DATASET RECORDS:
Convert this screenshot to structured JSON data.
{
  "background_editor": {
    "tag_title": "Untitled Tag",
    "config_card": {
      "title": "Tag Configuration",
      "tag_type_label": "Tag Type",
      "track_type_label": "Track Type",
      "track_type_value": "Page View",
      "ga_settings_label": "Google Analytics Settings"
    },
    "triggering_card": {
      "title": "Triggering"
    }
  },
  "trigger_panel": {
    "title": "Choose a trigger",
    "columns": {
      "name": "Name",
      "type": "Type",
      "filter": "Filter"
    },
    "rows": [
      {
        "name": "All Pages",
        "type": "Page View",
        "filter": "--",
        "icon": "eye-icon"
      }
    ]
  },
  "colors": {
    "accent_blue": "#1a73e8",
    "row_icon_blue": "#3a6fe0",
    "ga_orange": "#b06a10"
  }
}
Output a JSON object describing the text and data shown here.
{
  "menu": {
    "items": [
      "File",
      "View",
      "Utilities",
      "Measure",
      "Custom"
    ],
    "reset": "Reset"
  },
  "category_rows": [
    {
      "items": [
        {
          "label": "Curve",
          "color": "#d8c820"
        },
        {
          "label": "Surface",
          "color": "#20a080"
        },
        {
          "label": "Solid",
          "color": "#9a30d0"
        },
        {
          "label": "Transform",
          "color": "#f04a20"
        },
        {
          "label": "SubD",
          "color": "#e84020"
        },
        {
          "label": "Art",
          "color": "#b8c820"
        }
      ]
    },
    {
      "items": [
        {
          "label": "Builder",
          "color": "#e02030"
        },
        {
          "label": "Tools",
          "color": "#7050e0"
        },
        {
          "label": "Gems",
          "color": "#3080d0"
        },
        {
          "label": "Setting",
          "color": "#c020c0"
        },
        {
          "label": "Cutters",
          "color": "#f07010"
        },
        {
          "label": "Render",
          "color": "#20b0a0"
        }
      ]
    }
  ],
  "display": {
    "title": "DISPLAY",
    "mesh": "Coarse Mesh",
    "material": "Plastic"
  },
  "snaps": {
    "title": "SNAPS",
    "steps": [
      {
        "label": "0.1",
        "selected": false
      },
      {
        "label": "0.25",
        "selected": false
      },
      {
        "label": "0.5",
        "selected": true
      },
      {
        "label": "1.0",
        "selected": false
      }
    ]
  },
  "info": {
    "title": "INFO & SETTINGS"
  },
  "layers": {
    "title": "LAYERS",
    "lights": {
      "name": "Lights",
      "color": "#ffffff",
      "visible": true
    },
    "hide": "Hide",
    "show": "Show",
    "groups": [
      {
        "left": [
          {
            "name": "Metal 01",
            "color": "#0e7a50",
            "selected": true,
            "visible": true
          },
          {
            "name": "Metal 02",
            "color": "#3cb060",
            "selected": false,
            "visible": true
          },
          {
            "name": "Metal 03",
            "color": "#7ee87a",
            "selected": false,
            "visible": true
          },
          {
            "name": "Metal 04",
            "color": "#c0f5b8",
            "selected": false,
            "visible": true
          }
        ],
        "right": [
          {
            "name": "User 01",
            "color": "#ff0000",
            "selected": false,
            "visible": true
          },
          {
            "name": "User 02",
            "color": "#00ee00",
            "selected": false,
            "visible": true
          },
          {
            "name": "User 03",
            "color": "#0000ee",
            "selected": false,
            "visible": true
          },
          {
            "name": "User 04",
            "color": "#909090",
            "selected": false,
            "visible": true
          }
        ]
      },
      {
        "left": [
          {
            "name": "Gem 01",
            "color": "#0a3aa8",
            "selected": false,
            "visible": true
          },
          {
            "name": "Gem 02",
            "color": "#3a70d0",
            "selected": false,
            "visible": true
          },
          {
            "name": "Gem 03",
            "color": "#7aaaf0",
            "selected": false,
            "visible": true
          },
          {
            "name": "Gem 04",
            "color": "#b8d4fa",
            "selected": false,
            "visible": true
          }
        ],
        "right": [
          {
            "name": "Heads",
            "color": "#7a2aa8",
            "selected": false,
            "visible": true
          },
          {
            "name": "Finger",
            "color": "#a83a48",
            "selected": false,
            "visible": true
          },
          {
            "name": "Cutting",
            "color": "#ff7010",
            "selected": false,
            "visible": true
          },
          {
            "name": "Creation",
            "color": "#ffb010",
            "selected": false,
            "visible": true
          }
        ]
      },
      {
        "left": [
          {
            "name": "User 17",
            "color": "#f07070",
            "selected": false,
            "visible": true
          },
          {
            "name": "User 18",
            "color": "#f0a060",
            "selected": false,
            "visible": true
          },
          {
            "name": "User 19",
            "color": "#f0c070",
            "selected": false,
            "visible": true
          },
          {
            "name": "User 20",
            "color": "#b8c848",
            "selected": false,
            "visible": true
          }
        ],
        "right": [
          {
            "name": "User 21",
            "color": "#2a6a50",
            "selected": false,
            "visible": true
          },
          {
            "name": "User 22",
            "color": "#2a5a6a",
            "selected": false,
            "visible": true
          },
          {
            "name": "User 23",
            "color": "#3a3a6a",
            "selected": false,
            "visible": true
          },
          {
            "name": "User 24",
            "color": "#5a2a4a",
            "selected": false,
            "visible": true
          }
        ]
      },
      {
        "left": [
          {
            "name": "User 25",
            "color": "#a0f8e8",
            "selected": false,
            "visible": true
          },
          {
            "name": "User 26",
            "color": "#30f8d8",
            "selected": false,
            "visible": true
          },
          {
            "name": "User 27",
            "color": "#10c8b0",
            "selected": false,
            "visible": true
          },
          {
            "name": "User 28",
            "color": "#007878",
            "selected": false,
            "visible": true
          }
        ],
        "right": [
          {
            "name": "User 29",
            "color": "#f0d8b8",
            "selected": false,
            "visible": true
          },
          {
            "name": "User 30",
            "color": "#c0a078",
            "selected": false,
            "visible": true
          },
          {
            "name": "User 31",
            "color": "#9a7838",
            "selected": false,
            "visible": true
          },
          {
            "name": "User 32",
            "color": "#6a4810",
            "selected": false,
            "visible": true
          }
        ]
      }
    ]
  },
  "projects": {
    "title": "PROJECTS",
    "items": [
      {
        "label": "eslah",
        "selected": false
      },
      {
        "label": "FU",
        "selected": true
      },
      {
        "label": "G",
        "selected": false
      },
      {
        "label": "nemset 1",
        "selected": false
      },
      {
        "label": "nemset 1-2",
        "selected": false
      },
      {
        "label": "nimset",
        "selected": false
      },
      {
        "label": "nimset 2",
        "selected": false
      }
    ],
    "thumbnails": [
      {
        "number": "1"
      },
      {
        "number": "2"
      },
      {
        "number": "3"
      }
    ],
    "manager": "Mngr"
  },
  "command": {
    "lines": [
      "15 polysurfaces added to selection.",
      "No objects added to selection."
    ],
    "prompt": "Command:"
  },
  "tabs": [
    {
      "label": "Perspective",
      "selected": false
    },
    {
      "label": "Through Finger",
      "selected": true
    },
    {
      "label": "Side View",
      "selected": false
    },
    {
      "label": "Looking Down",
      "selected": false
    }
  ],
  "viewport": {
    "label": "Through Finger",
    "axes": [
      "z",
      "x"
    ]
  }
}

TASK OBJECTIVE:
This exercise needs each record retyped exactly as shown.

SOLUTION TO THIS TASK:
Convert this screenshot to structured JSON data.
{
  "background_editor": {
    "tag_title": "Untitled Tag",
    "config_card": {
      "title": "Tag Configuration",
      "tag_type_label": "Tag Type",
      "track_type_label": "Track Type",
      "track_type_value": "Page View",
      "ga_settings_label": "Google Analytics Settings"
    },
    "triggering_card": {
      "title": "Triggering"
    }
  },
  "trigger_panel": {
    "title": "Choose a trigger",
    "columns": {
      "name": "Name",
      "type": "Type",
      "filter": "Filter"
    },
    "rows": [
      {
        "name": "All Pages",
        "type": "Page View",
        "filter": "--",
        "icon": "eye-icon"
      }
    ]
  },
  "colors": {
    "accent_blue": "#1a73e8",
    "row_icon_blue": "#3a6fe0",
    "ga_orange": "#b06a10"
  }
}
Output a JSON object describing the text and data shown here.
{
  "menu": {
    "items": [
      "File",
      "View",
      "Utilities",
      "Measure",
      "Custom"
    ],
    "reset": "Reset"
  },
  "category_rows": [
    {
      "items": [
        {
          "label": "Curve",
          "color": "#d8c820"
        },
        {
          "label": "Surface",
          "color": "#20a080"
        },
        {
          "label": "Solid",
          "color": "#9a30d0"
        },
        {
          "label": "Transform",
          "color": "#f04a20"
        },
        {
          "label": "SubD",
          "color": "#e84020"
        },
        {
          "label": "Art",
          "color": "#b8c820"
        }
      ]
    },
    {
      "items": [
        {
          "label": "Builder",
          "color": "#e02030"
        },
        {
          "label": "Tools",
          "color": "#7050e0"
        },
        {
          "label": "Gems",
          "color": "#3080d0"
        },
        {
          "label": "Setting",
          "color": "#c020c0"
        },
        {
          "label": "Cutters",
          "color": "#f07010"
        },
        {
          "label": "Render",
          "color": "#20b0a0"
        }
      ]
    }
  ],
  "display": {
    "title": "DISPLAY",
    "mesh": "Coarse Mesh",
    "material": "Plastic"
  },
  "snaps": {
    "title": "SNAPS",
    "steps": [
      {
        "label": "0.1",
        "selected": false
      },
      {
        "label": "0.25",
        "selected": false
      },
      {
        "label": "0.5",
        "selected": true
      },
      {
        "label": "1.0",
        "selected": false
      }
    ]
  },
  "info": {
    "title": "INFO & SETTINGS"
  },
  "layers": {
    "title": "LAYERS",
    "lights": {
      "name": "Lights",
      "color": "#ffffff",
      "visible": true
    },
    "hide": "Hide",
    "show": "Show",
    "groups": [
      {
        "left": [
          {
            "name": "Metal 01",
            "color": "#0e7a50",
            "selected": true,
            "visible": true
          },
          {
            "name": "Metal 02",
            "color": "#3cb060",
            "selected": false,
            "visible": true
          },
          {
            "name": "Metal 03",
            "color": "#7ee87a",
            "selected": false,
            "visible": true
          },
          {
            "name": "Metal 04",
            "color": "#c0f5b8",
            "selected": false,
            "visible": true
          }
        ],
        "right": [
          {
            "name": "User 01",
            "color": "#ff0000",
            "selected": false,
            "visible": true
          },
          {
            "name": "User 02",
            "color": "#00ee00",
            "selected": false,
            "visible": true
          },
          {
            "name": "User 03",
            "color": "#0000ee",
            "selected": false,
            "visible": true
          },
          {
            "name": "User 04",
            "color": "#909090",
            "selected": false,
            "visible": true
          }
        ]
      },
      {
        "left": [
          {
            "name": "Gem 01",
            "color": "#0a3aa8",
            "selected": false,
            "visible": true
          },
          {
            "name": "Gem 02",
            "color": "#3a70d0",
            "selected": false,
            "visible": true
          },
          {
            "name": "Gem 03",
            "color": "#7aaaf0",
            "selected": false,
            "visible": true
          },
          {
            "name": "Gem 04",
            "color": "#b8d4fa",
            "selected": false,
            "visible": true
          }
        ],
        "right": [
          {
            "name": "Heads",
            "color": "#7a2aa8",
            "selected": false,
            "visible": true
          },
          {
            "name": "Finger",
            "color": "#a83a48",
            "selected": false,
            "visible": true
          },
          {
            "name": "Cutting",
            "color": "#ff7010",
            "selected": false,
            "visible": true
          },
          {
            "name": "Creation",
            "color": "#ffb010",
            "selected": false,
            "visible": true
          }
        ]
      },
      {
        "left": [
          {
            "name": "User 17",
            "color": "#f07070",
            "selected": false,
            "visible": true
          },
          {
            "name": "User 18",
            "color": "#f0a060",
            "selected": false,
            "visible": true
          },
          {
            "name": "User 19",
            "color": "#f0c070",
            "selected": false,
            "visible": true
          },
          {
            "name": "User 20",
            "color": "#b8c848",
            "selected": false,
            "visible": true
          }
        ],
        "right": [
          {
            "name": "User 21",
            "color": "#2a6a50",
            "selected": false,
            "visible": true
          },
          {
            "name": "User 22",
            "color": "#2a5a6a",
            "selected": false,
            "visible": true
          },
          {
            "name": "User 23",
            "color": "#3a3a6a",
            "selected": false,
            "visible": true
          },
          {
            "name": "User 24",
            "color": "#5a2a4a",
            "selected": false,
            "visible": true
          }
        ]
      },
      {
        "left": [
          {
            "name": "User 25",
            "color": "#a0f8e8",
            "selected": false,
            "visible": true
          },
          {
            "name": "User 26",
            "color": "#30f8d8",
            "selected": false,
            "visible": true
          },
          {
            "name": "User 27",
            "color": "#10c8b0",
            "selected": false,
            "visible": true
          },
          {
            "name": "User 28",
            "color": "#007878",
            "selected": false,
            "visible": true
          }
        ],
        "right": [
          {
            "name": "User 29",
            "color": "#f0d8b8",
            "selected": false,
            "visible": true
          },
          {
            "name": "User 30",
            "color": "#c0a078",
            "selected": false,
            "visible": true
          },
          {
            "name": "User 31",
            "color": "#9a7838",
            "selected": false,
            "visible": true
          },
          {
            "name": "User 32",
            "color": "#6a4810",
            "selected": false,
            "visible": true
          }
        ]
      }
    ]
  },
  "projects": {
    "title": "PROJECTS",
    "items": [
      {
        "label": "eslah",
        "selected": false
      },
      {
        "label": "FU",
        "selected": true
      },
      {
        "label": "G",
        "selected": false
      },
      {
        "label": "nemset 1",
        "selected": false
      },
      {
        "label": "nemset 1-2",
        "selected": false
      },
      {
        "label": "nimset",
        "selected": false
      },
      {
        "label": "nimset 2",
        "selected": false
      }
    ],
    "thumbnails": [
      {
        "number": "1"
      },
      {
        "number": "2"
      },
      {
        "number": "3"
      }
    ],
    "manager": "Mngr"
  },
  "command": {
    "lines": [
      "15 polysurfaces added to selection.",
      "No objects added to selection."
    ],
    "prompt": "Command:"
  },
  "tabs": [
    {
      "label": "Perspective",
      "selected": false
    },
    {
      "label": "Through Finger",
      "selected": true
    },
    {
      "label": "Side View",
      "selected": false
    },
    {
      "label": "Looking Down",
      "selected": false
    }
  ],
  "viewport": {
    "label": "Through Finger",
    "axes": [
      "z",
      "x"
    ]
  }
}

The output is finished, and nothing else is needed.